Pete Rodriguez, Managing Director & Asset Servicing CAO at BNY Mellon has been a part of two Color Magazine’s Men of Color conferences—once as a participant and again as a panelist. Pete recognized the importance of these events and decided to bring the Men of Color (MOC) Leadership Conference to New York City this fall.
What was it about the Men of Color Conference that most intrigued you?
There are two reasons I attended those events. The first one is that I’m a firm believer that you can never have too many tools at your disposal, and I really think that by attending those meetings I came away with new ideas and a new energy to bring back to my job. Secondly, as an individual driving diversity and inclusion (D&I) efforts in my business, I’m always on the lookout for new talent. I didn’t attend those events looking to recruit people, but I always have my mental rolodex with me and when I meet people who impress me, I remember them. When an opportunity comes up at BNY Mellon, I go back and remember the people who made a positive impression to see if they fit our needs.
You’ve been with BNY Mellon for nine years now, but can you look back and imagine what a young Pete Rodriguez would gain attending the MOC event in New York this fall?
Any young person starting out in the business world needs to get their foot in the door. They need to be noticed. Everyone they meet at these events, every successful businessman who attends them, started somewhere. Somebody had to notice them and believe in them enough to let them in the door to learn how the business world really works. That’s the real key to success.
How did you get to where you are today? How were you able to get your foot through the door?
I grew up as a poor kid in the inner city in New York with no idea how to get started in the business world or even if there was a place for me in it. I had no plans for college; after high school my only plan was to get a job. I used to work as a messenger in New York and I did my deliveries on foot so I could save the tokens. The www.colormagazine.com 9 NEW YORK door finally opened for me in 1988 when I got a job working in financial services at a major trust bank. I didn’t start in financial services. I started out as a microfilm clerk. Remember microfilm? I used to sit in front of the microfilm machine looking up information for seven hours and fifteen minutes a day. Not the most exciting job, but I did it and I did it well. Before long, somebody noticed the good work I did and decided to invest in me. They moved me to accounting and they offered to pay for me to go to school at night. That was the start of everything I’ve achieved in business so far.
You do a lot of commuting between New York City and Florida for work and to see your family. What’s it like to do so much traveling?
I’m a very spiritually grounded person, and that really gives me the strength to handle any problems that come my way.

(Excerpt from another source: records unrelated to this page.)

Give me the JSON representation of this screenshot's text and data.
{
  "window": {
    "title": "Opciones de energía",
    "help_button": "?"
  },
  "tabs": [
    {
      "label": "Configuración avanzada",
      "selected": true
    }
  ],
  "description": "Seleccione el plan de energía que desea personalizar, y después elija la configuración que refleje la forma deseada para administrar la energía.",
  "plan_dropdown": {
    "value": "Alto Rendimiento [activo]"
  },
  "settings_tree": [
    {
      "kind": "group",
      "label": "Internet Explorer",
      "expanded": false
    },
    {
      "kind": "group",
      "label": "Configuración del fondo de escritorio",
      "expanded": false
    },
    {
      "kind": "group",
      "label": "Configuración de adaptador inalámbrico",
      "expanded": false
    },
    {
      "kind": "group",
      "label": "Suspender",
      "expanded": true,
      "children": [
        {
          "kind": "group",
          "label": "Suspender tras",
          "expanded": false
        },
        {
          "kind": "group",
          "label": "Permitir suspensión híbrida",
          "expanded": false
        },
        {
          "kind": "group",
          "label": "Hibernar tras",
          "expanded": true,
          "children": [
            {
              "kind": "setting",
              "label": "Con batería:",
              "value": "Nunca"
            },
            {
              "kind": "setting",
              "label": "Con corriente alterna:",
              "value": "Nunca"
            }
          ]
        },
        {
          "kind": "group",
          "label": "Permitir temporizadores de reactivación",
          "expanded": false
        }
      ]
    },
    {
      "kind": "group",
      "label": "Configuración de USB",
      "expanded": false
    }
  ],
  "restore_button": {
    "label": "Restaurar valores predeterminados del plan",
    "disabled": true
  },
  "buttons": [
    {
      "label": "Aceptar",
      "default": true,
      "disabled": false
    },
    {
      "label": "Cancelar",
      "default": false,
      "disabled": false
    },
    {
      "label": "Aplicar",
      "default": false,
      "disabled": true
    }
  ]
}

It reminds me of what is really important in life, like having a wonderful family who supports me. I know without those things, I’d probably be one of those corporate executives with no work-life balance.
What do you enjoy doing in your spare time? What else are you passionate about?
Any spare time I have I spend with my family. I don’t make any plans until we’ve all made plans to do things together. I don’t schedule or attend any events on the weekend, and I silence the phone on weekends and vacation—that’s family time. To be honest, it wasn’t always that way. I used to have my phone on all the time. Then my wife showed me some pictures she took of me on vacation when I wasn’t looking and in each of them I have my phone to my ear. She didn’t make a big deal about it; she just showed me the evidence. That’s when I stopped checking emails all throughout weekends and vacations. That’s when I also learned that I may be a CAO at work, but that doesn’t mean much at home.
What was it about Color Magazine’s Men of Color Leadership Conference that made you want to bring it to New York City?
I really believe in what Color Media is doing with their events and could see how important the Men of Color and the Women of Color events have become to the local community. Now I want to help them bring what they do to the world stage in New York. For me, that means bringing the best possible talent to the event. Sure, the venue is nice and there will be good food and drink, but the core of the event will be the speakers we are lining up to be there. We’re just putting the final touches on the agenda, and when people see it, they are going to be very impressed. I know we here at BNY Mellon are excited to be part of it because the people attending the event are just the kind of eager professionals we are looking for. That doesn’t mean it’s a recruiting event, because it’s not by any stretch of the imagination. However, I can assure you that every business leader attending the event is coming with their own mental rolodex and won’t forget who makes an impression on them that day.